That means doing things like handing clients an iPad loaded with stylists’ Instagram feeds or Pinterest hair looks to serve as inspiration while they wait. And once they leave your chair, continue the stellar guest experience. “After making over a guest, surprise her with a photo shoot,” suggests Cole. “Lead her to a special section of the salon set up with a light ring, engage her in 10 different glamour poses, and then offer to post the best on social media.” She’ll feel like a star, and the salon gets beautiful complimentary content—a win for both parties. In today’s digital world, business leaders also can’t afford to discount the power of online engagement. Pay particular attention to Google My Business, urges Cole. The platform lets savvy users post photos, boost websites and connect with customers for free.
Introducing Additional Services
Another way to boost success: Add a new service to your menu. Lash extensions, for example, are an in-demand service that’s also lucrative. “This service guarantees a consistent income revenue, as clients typically return once a month for fills,” notes Tracey Rivera, NovaLash educator and owner of Lashes by Tracey Ann in Las Cruces, New Mexico. To incorporate the offering into salon menus, start by doing research. “Send a survey to your top 20 clients, asking them what they’d pay for a full set and how often they’d return for fills,” suggests Mona Kent, NovaLash educator and owner of The Face Boutique in Rocklin, California. Next, seek information from at least three top eyelash extension brands, gathering details about styles offered and adhesive retention times. Staff up when ready, employing only licensed artists who adhere to your policies. “Never sell yourself short or undercut prices to attract new clients,” urges Kent.

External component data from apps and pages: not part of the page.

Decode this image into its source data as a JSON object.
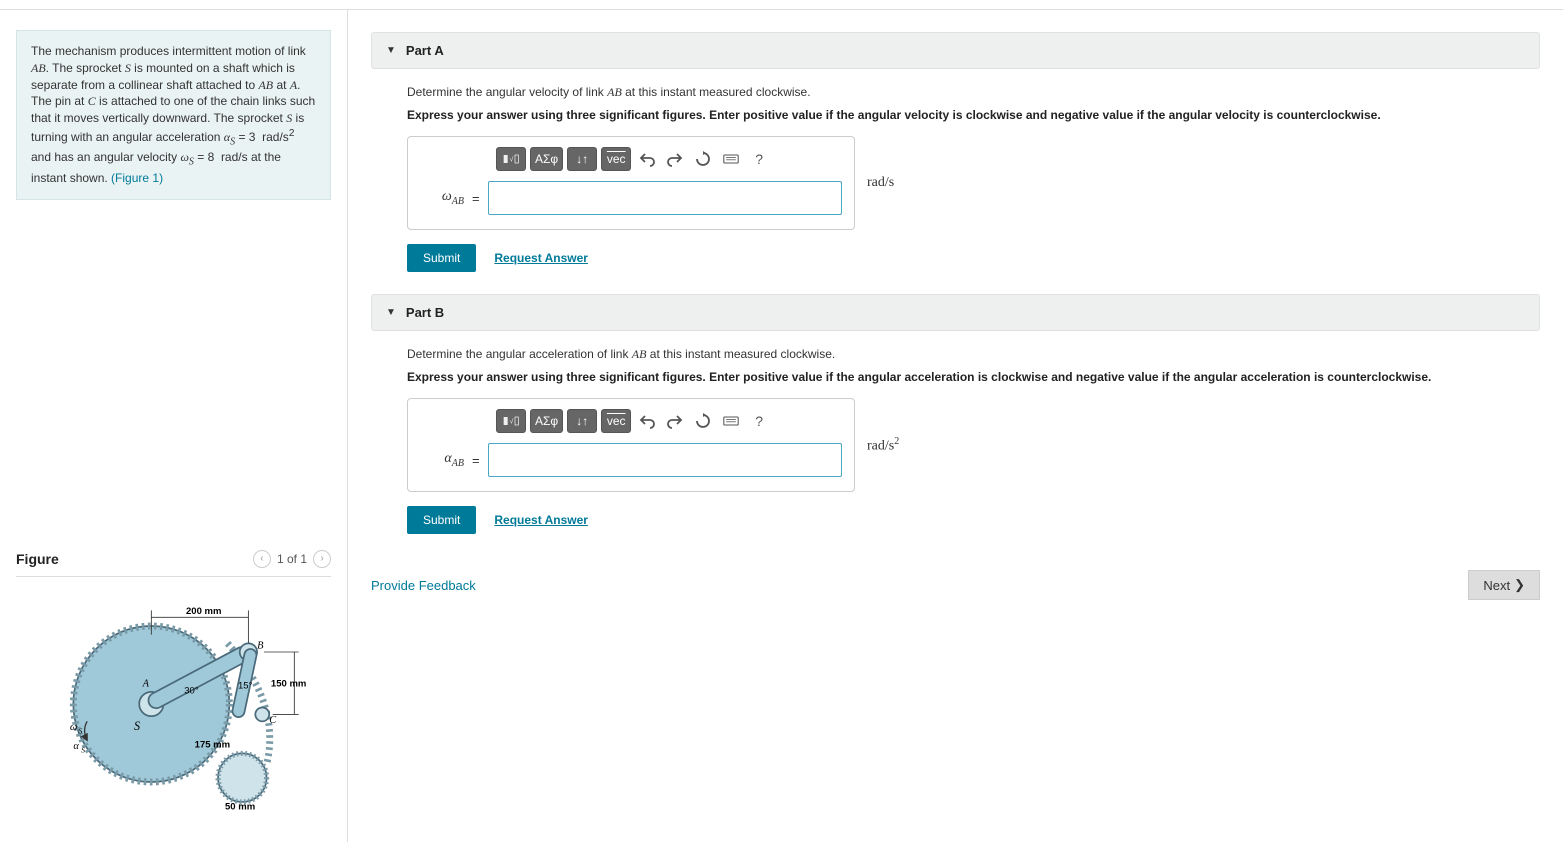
{
  "problem": {
    "text_html": "The mechanism produces intermittent motion of link <span class='mathit'>AB</span>. The sprocket <span class='mathit'>S</span> is mounted on a shaft which is separate from a collinear shaft attached to <span class='mathit'>AB</span> at <span class='mathit'>A</span>. The pin at <span class='mathit'>C</span> is attached to one of the chain links such that it moves vertically downward. The sprocket <span class='mathit'>S</span> is turning with an angular acceleration <span class='mathit'>α<sub>S</sub></span> = 3&nbsp; rad/s<sup>2</sup> and has an angular velocity <span class='mathit'>ω<sub>S</sub></span> = 8&nbsp; rad/s at the instant shown. ",
    "figure_link": "(Figure 1)"
  },
  "figure_panel": {
    "title": "Figure",
    "counter": "1 of 1",
    "dims": {
      "d1": "200 mm",
      "d2": "150 mm",
      "d3": "175 mm",
      "d4": "50 mm",
      "ang1": "30°",
      "ang2": "15°"
    },
    "labels": {
      "A": "A",
      "B": "B",
      "C": "C",
      "S": "S",
      "wS": "ωS",
      "aS": "αS"
    }
  },
  "parts": [
    {
      "title": "Part A",
      "question_html": "Determine the angular velocity of link <span class='mathit'>AB</span> at this instant measured clockwise.",
      "instruction": "Express your answer using three significant figures. Enter positive value if the angular velocity is clockwise and negative value if the angular velocity is counterclockwise.",
      "var_label_html": "ω<sub>AB</sub>",
      "unit_html": "rad/s",
      "value": "",
      "submit": "Submit",
      "request": "Request Answer"
    },
    {
      "title": "Part B",
      "question_html": "Determine the angular acceleration of link <span class='mathit'>AB</span> at this instant measured clockwise.",
      "instruction": "Express your answer using three significant figures. Enter positive value if the angular acceleration is clockwise and negative value if the angular acceleration is counterclockwise.",
      "var_label_html": "α<sub>AB</sub>",
      "unit_html": "rad/s<sup>2</sup>",
      "value": "",
      "submit": "Submit",
      "request": "Request Answer"
    }
  ],
  "toolbar": {
    "templates": "templates",
    "greek": "ΑΣφ",
    "subsup": "↓↑",
    "vec": "vec",
    "undo": "undo",
    "redo": "redo",
    "reset": "reset",
    "keyboard": "keyboard",
    "help": "?"
  },
  "bottom": {
    "feedback": "Provide Feedback",
    "next": "Next"
  }
}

What better way to come full circle than by creating mentorship opportunities once you’ve achieved career success? “Get involved with local community events as a salon team,” suggests Sonya Dove, Wella Professionals global top artist and Ulta Beauty team member. at neatly accomplishes two objectives: Employees organically grow closer, and local businesses become aware of your salon—which equals excellent PR. Offer a strong in-house educational program or invite outside talent to conduct guest classes. Social media likewise falls under the instructional umbrella. “Encourage teams to post as much as possible when together,” says Dove. “Once a year, do a team shoot of before-and-after hair photos, which may be used as online advertising that simultaneously gives clients a chance to admire their stylists’ work.” And if you’re an owner who travels, consider rewarding top-performing stylists by inviting them to accompany you on a work trip. “Always treat your team with love,” urges Dove. Nurture employees with a happy, fun, supportive environment, and they’ll naturally form work families.
[Images: Courtesy of Michael Cole, Oribe, Nina Kovner, Grow Lovely Photography, Novalash, Bigstock]
This story first appeared in the January issue of Beauty Launchpad. To receive the magazine, click here to subscribe.